If you read my pages on Examiner.com regularly, you might have noticed that I do not include prices on many products that I review. While I’d be happy to list prices for everything if my audience was limited to Atlanta, over 95% of my readers don’t even live in Georgia. About 2% don’t live in the U.S.
There is another reason I don’t like listing prices on my reviews though, besides the fact that most people reading them don’t live anywhere near Atlanta. Prices on gluten-free products fluctuate greatly depending on where they are sold. Atlanta has the largest gluten-free community in the Southeast. The panhandle of Florida might have the smallest. It is common for patients down there to come to Atlanta to see Dr. Cynthia Rudert because many doctors down there don’t know much about celiac disease.
Fewer people eating gluten-free in an area equals much higher prices for gluten-free products there. It’s a matter of supply and demand, like everything else in business. There is gluten-free flour blend that sells for $3.49 at most places in Atlanta. The exact same item sells for $5.89 in several parts of Florida. It’s not a different size – it’s not a different anything. Yet, it’s over $2 more per package because the small stores in Florida can’t sell as much of it as the stores in our area can.

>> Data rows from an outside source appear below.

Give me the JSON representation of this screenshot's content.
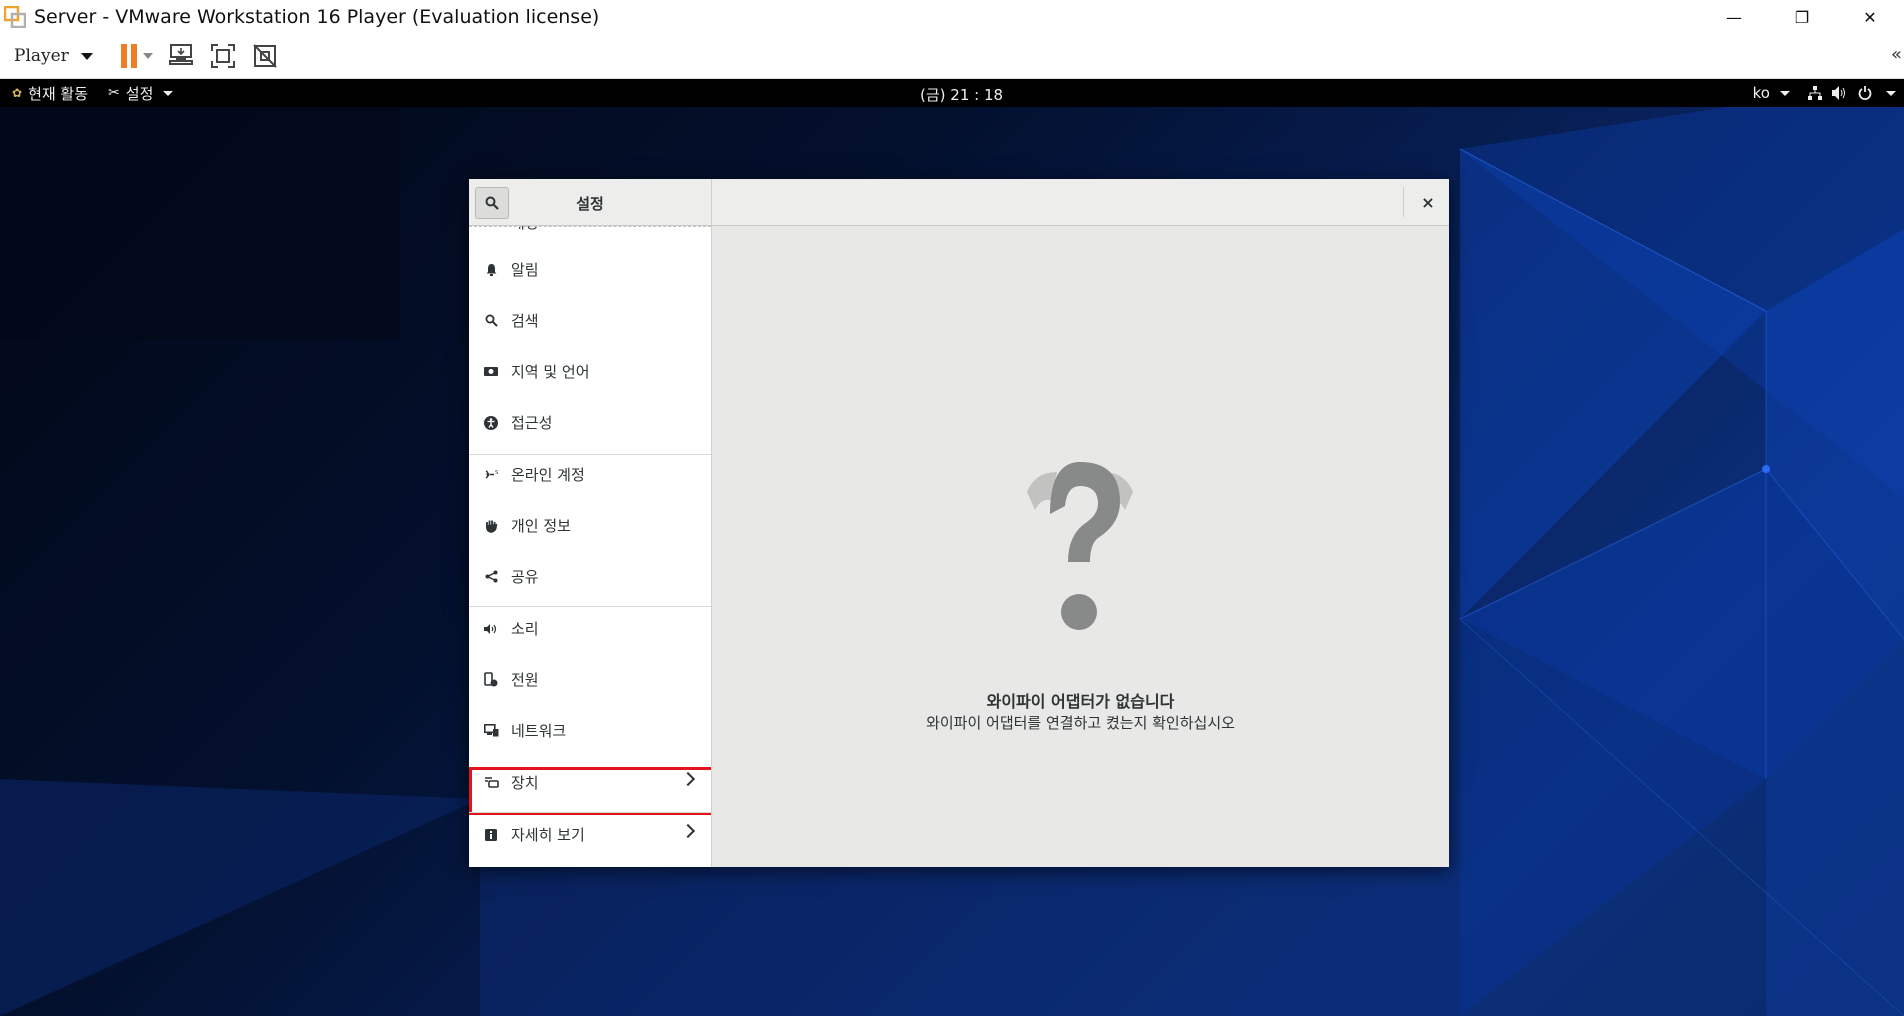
{
  "host": {
    "title": "Server - VMware Workstation 16 Player (Evaluation license)",
    "player_menu": "Player",
    "collapse_glyph": "«",
    "window_controls": {
      "minimize": "—",
      "restore": "❐",
      "close": "✕"
    },
    "icons": [
      "vmware-logo-icon",
      "pause-icon",
      "send-ctrl-alt-del-icon",
      "full-screen-icon",
      "unity-icon",
      "collapse-toolbar-icon"
    ],
    "accent": "#f07c24"
  },
  "guest_topbar": {
    "activities": "현재 활동",
    "app_menu": "설정",
    "clock": "(금) 21 : 18",
    "lang": "ko",
    "icons": [
      "network-icon",
      "volume-icon",
      "power-icon"
    ]
  },
  "settings": {
    "title": "설정",
    "close": "×",
    "partial_item": "배경",
    "items": [
      {
        "label": "알림",
        "icon": "bell-icon"
      },
      {
        "label": "검색",
        "icon": "search-icon"
      },
      {
        "label": "지역 및 언어",
        "icon": "region-icon"
      },
      {
        "label": "접근성",
        "icon": "accessibility-icon"
      },
      {
        "label": "온라인 계정",
        "icon": "online-accounts-icon"
      },
      {
        "label": "개인 정보",
        "icon": "privacy-icon"
      },
      {
        "label": "공유",
        "icon": "share-icon"
      },
      {
        "label": "소리",
        "icon": "sound-icon"
      },
      {
        "label": "전원",
        "icon": "power-icon"
      },
      {
        "label": "네트워크",
        "icon": "network-icon"
      },
      {
        "label": "장치",
        "icon": "devices-icon"
      },
      {
        "label": "자세히 보기",
        "icon": "info-icon"
      }
    ],
    "highlight_color": "#e3141c",
    "main": {
      "title": "와이파이 어댑터가 없습니다",
      "subtitle": "와이파이 어댑터를 연결하고 켰는지 확인하십시오",
      "icon": "question-mark-icon"
    }
  }
}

If I lived in a tiny place with limited gluten-free product choices, I would not want to know that I have to pay $5.89 for something that sells for only $3.49 elsewhere. It would annoy me to pay that much more for a product than others have to pay – every time I bought it. Until everyone who should be eating gluten-free knows they should be (and does it), these price fluctuations will continue in the market. There will always be some fluctuation of course, which is understandable. However, some products cost over double elsewhere than they do in Atlanta.
Since everyone can’t move to a major city for the exceptional gluten-free options, we should all do what we can to drive celiac diagnosis rates up. Urge your family members to be tested – even if they are asymptomatic. Family members should be tested every 3-5 years, depending on which celiac expert you’re talking to.
If we all wait around until the NIH plan to educate doctors about celiac disease kicks in – we might be waiting forever. It is up to our community to step up and drive the change needed in the U.S. regarding celiac, gluten intolerance and other food intolerances.
Author Information: Tiffany Janes, Atlanta, GA
website : www.glutenfreepromotions.com
e-mail : firstname.lastname@example.org